My research interests cover a wide range of topics both in physics (statistical physics, confined polymers, out-of-equilibrium physics) and biophysics (epigenetics, molecular motors, cancer physics, nuclear pore complex, physical virology). Most of these studies are based on single molecule experiments and modeling. The specificity here is to focus on a physical mechanism at stake in a biological phenomenon (e.g. cargo confinement in nuclear pore complex) and to investigate this process by means of controlled in vitro or ex vivo experiments. My current research activity is mostly focused on the transport of biomolecules in artificial and biological nanopores.

Translocation of biomolecules through nanopores

We established a method to follow individual biomolecules such as nucleic acids (DNA, RNA) or proteins (individual or complexes) as they translocate through artificial nanopores. In our case the nanoporous membranes are unexpensive track etch membranes that were originally designed for water filtration. These polycarbonates membranes are evaporated with a thin layer of gold in order to produce Zero-Mode waveguides which are metallic nano-structures at the exit of pore. These structures strongly enhance and localize the fluorescence emission of the biomolecules when they reach the exit of the nanopore. The presence of high densities of nanopores in these membranes natively induce a very high parallelization of the measurements. This method is versatile and can be used to detect and characterize many types of biomolecules from sugars to nucleic acids, proteins, ribosomes and even viral capsids .

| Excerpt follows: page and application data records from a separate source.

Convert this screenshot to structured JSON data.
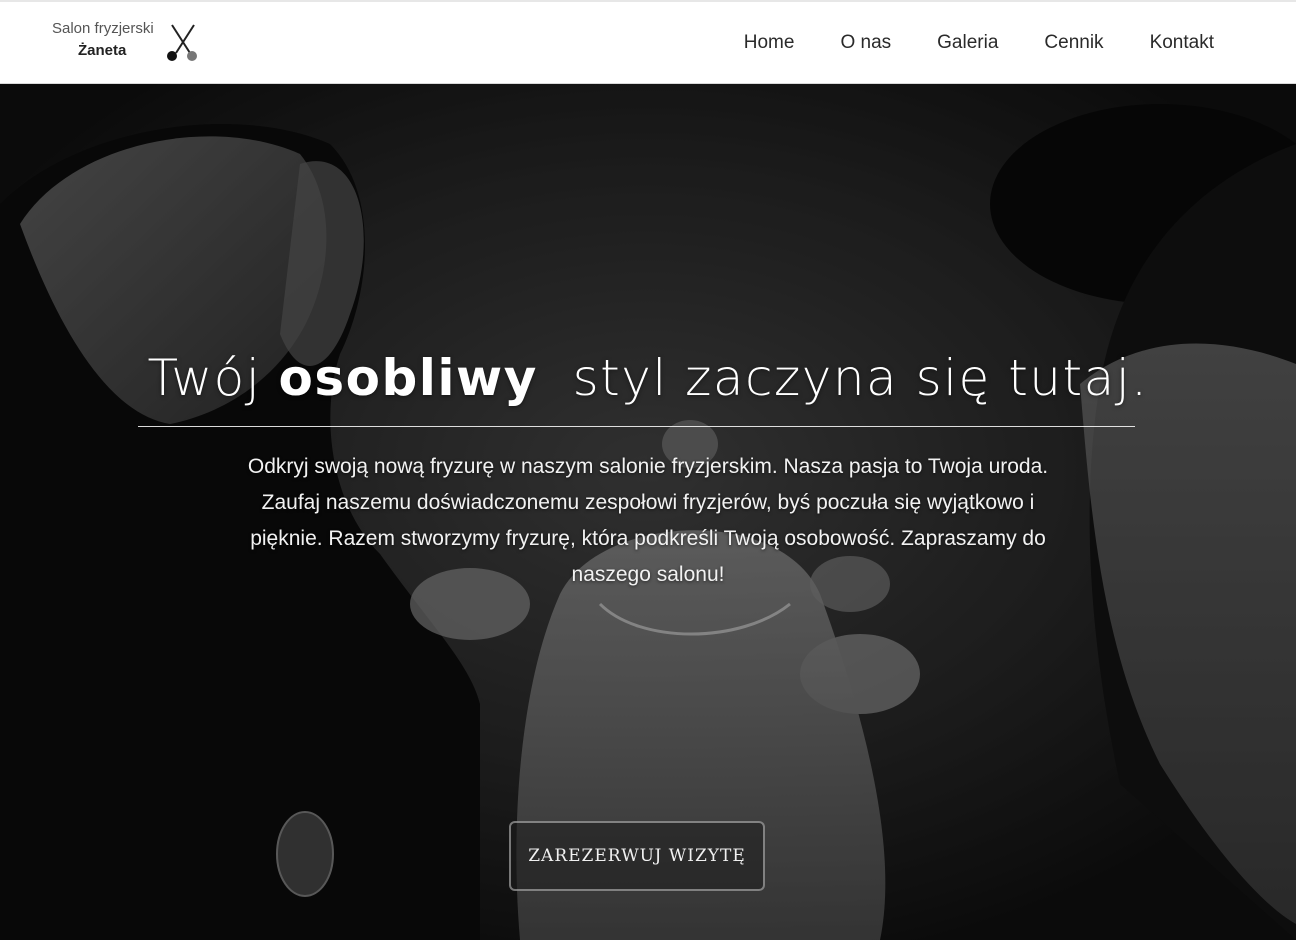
{
  "header": {
    "logo": {
      "line1": "Salon fryzjerski",
      "line2": "Żaneta",
      "icon": "scissors-icon"
    },
    "nav": [
      {
        "label": "Home"
      },
      {
        "label": "O nas"
      },
      {
        "label": "Galeria"
      },
      {
        "label": "Cennik"
      },
      {
        "label": "Kontakt"
      }
    ]
  },
  "hero": {
    "headline_pre": "Twój ",
    "headline_bold": "osobliwy",
    "headline_post": "  styl zaczyna się tutaj.",
    "intro": "Odkryj swoją nową fryzurę w naszym salonie fryzjerskim. Nasza pasja to Twoja uroda. Zaufaj naszemu doświadczonemu zespołowi fryzjerów, byś poczuła się wyjątkowo i pięknie. Razem stworzymy fryzurę, która podkreśli Twoją osobowość. Zapraszamy do naszego salonu!",
    "cta_label": "ZAREZERWUJ WIZYTĘ"
  },
  "colors": {
    "header_bg": "#ffffff",
    "hero_overlay": "#000000",
    "text_light": "#ffffff",
    "nav_text": "#2a2a2a"
  }
}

We used this method to measure the energy landscape of translocation for long biomolecules inside nanopores. We have shown that the deGennes-Brochard suction model was an effective description of the hydrodynamical injection of flexible polymers. This model was also extended to the use of electrical field as a driving parameter and also to semi-flexible polymers. The energy landscape of tranlocation can also be modified by grafting artificial polymers that mimicks the unstructured proteins present in the nuclear pore complex. Directionnality can also been induced by using a gradient of ratcheting agents between the two sides of the membrane .

Nuclear pore complex structure and dynamics

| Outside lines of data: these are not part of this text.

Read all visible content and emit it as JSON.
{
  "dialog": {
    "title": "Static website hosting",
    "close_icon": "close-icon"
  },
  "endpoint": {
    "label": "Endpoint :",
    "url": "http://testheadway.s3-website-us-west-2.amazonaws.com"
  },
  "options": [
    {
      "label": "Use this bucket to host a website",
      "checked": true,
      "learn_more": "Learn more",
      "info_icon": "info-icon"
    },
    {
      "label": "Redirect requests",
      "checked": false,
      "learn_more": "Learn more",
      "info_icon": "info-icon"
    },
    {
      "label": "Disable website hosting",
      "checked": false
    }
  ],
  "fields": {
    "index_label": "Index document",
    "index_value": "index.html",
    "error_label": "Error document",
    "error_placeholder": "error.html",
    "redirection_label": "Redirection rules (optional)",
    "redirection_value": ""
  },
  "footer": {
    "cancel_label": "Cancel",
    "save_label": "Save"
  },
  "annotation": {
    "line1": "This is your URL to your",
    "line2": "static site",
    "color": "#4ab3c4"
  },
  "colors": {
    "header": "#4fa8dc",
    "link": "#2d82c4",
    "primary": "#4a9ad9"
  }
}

Biological nanopores are uncanny molecular machines that perform a large variety of cellular function ranging from sorting of biomolecules, to building of the cellular osmotic pressure and folding of newly synthetized proteins. Their performance measured through their energetic efficiency, directionnality or selectivity have no equivalent among artificial systems. During the past years we have focused on one of this nanopore called the nuclear pore complex whose consume chemical energy in order to drive the transport of proteins, DNA and RNA inside or outside of the nucleus.

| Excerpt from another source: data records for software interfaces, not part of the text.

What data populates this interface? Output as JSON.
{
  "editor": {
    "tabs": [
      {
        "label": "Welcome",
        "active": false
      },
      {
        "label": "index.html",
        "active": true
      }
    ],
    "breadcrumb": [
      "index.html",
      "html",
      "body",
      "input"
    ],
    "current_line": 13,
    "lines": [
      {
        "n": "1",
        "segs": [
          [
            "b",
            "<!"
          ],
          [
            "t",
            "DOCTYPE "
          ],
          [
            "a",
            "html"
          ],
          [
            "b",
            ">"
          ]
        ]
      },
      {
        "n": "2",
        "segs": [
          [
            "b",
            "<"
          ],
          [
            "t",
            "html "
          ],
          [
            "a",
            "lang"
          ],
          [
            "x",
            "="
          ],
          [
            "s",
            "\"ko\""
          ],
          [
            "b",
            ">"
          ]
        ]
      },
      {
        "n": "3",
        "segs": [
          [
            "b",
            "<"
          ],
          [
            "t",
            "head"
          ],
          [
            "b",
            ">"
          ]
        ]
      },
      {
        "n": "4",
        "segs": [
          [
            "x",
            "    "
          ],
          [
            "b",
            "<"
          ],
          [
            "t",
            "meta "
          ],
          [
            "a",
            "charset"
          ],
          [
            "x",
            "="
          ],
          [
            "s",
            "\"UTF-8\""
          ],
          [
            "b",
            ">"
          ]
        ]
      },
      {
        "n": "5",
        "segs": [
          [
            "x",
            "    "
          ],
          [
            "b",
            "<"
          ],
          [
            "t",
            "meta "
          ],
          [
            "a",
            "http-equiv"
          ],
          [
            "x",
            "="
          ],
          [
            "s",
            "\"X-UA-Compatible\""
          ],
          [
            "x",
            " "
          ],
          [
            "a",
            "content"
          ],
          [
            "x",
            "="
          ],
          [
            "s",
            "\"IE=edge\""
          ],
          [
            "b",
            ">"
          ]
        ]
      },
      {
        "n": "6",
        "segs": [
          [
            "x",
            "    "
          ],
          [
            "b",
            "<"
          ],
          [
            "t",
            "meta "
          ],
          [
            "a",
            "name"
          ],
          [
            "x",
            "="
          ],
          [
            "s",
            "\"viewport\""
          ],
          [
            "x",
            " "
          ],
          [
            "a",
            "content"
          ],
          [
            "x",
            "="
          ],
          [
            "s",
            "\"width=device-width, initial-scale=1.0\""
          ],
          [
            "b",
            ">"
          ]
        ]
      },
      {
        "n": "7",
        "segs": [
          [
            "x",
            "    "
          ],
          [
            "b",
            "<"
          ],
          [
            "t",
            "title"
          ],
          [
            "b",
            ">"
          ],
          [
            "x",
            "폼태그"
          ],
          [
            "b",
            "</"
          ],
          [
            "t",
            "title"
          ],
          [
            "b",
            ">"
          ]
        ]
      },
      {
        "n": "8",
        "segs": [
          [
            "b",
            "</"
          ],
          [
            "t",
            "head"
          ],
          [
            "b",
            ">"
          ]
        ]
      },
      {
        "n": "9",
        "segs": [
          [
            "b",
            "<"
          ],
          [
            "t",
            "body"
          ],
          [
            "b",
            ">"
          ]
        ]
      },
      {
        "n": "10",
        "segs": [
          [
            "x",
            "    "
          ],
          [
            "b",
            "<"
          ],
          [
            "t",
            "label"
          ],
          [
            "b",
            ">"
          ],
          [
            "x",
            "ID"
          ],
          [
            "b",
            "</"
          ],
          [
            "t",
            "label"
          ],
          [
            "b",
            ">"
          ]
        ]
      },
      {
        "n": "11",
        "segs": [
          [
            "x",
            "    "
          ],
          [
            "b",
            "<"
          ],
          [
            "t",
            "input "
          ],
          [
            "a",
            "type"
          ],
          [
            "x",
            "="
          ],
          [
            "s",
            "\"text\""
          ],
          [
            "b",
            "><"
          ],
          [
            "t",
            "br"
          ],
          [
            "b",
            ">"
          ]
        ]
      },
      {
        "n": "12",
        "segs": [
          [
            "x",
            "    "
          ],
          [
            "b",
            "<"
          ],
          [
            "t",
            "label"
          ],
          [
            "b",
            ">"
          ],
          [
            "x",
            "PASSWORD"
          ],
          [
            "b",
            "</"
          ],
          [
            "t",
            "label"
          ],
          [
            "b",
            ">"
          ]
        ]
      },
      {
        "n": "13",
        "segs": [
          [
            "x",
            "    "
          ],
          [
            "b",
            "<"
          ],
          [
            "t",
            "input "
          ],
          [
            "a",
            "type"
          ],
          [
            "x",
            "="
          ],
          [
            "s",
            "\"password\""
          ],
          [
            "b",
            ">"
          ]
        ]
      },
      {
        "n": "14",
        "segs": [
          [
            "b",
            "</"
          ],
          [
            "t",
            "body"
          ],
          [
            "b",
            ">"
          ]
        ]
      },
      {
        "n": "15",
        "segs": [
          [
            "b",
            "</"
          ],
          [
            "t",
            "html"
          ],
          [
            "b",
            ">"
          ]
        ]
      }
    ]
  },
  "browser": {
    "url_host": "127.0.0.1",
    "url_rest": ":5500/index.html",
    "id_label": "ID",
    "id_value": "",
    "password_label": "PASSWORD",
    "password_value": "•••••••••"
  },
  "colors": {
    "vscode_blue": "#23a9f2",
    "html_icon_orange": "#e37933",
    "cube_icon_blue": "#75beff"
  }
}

The nuclear pore complex is the only gateway between the cell nucleus and the cytoplasm. It is composed of a large number of components (30 proteins present in multiple copies) including unstructured proteins (FG-nups). The mechanisms of its selectivity and directionnality are still heavily debated. We have used optical super resolution microscopy (dSTORM) to reveal the structural plasticity of this pore during a developmental process. We have also shown and characterized the formation of square lattice organized nanodomains of nuclear pores during this process.